[Saved data entries]
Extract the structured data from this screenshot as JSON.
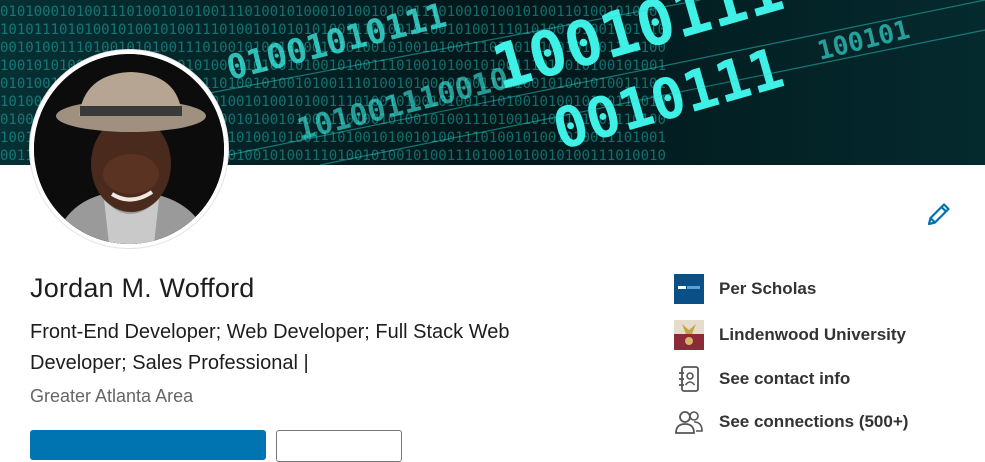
{
  "profile": {
    "name": "Jordan M. Wofford",
    "headline": "Front-End Developer; Web Developer; Full Stack Web Developer; Sales Professional |",
    "location": "Greater Atlanta Area"
  },
  "sidebar": {
    "items": [
      {
        "label": "Per Scholas",
        "icon": "per-scholas-logo"
      },
      {
        "label": "Lindenwood University",
        "icon": "lindenwood-logo"
      },
      {
        "label": "See contact info",
        "icon": "contact-book-icon"
      },
      {
        "label": "See connections (500+)",
        "icon": "people-icon"
      }
    ]
  },
  "colors": {
    "banner_background": "#021417",
    "binary_glow": "#2de0d8",
    "accent": "#0073b1",
    "text_primary": "#1d1d1d",
    "text_secondary": "#666666"
  }
}
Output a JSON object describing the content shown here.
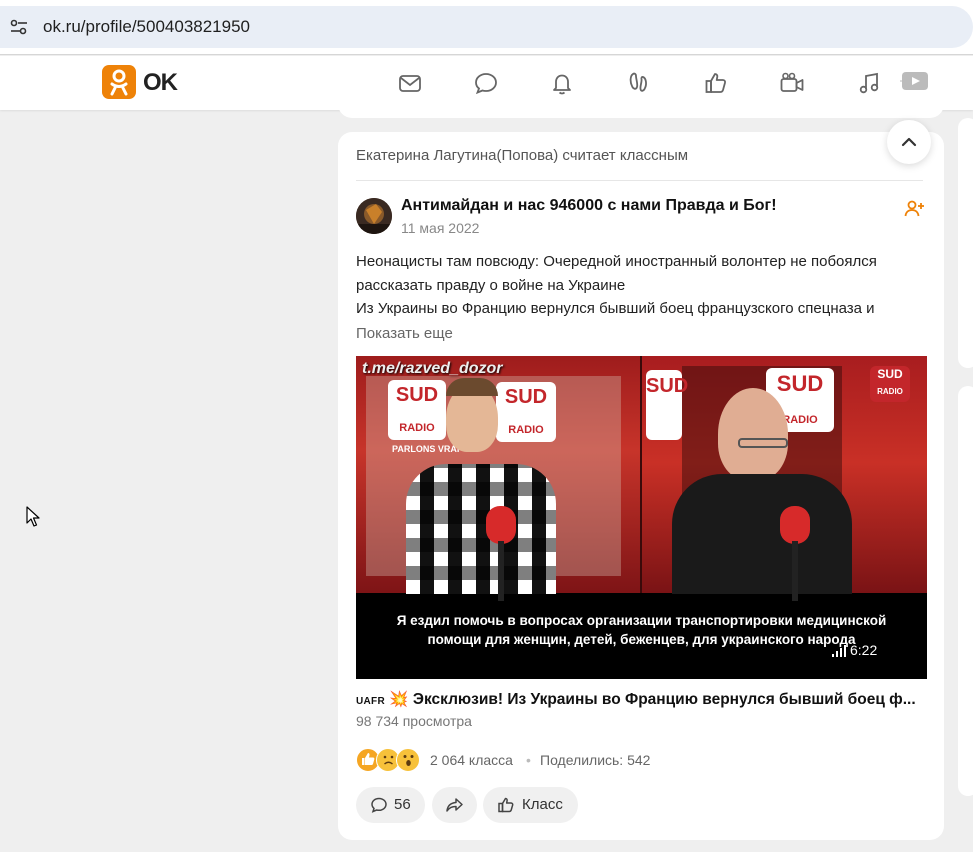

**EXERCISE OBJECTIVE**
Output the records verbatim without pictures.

**THE ANSWER**
Extract the structured data from this screenshot as JSON.
{
  "profile": {
    "name": "Jordan M. Wofford",
    "headline": "Front-End Developer; Web Developer; Full Stack Web Developer; Sales Professional |",
    "location": "Greater Atlanta Area"
  },
  "sidebar": {
    "items": [
      {
        "label": "Per Scholas",
        "icon": "per-scholas-logo"
      },
      {
        "label": "Lindenwood University",
        "icon": "lindenwood-logo"
      },
      {
        "label": "See contact info",
        "icon": "contact-book-icon"
      },
      {
        "label": "See connections (500+)",
        "icon": "people-icon"
      }
    ]
  },
  "colors": {
    "banner_background": "#021417",
    "binary_glow": "#2de0d8",
    "accent": "#0073b1",
    "text_primary": "#1d1d1d",
    "text_secondary": "#666666"
  }
}
Output a JSON object describing the content shown here.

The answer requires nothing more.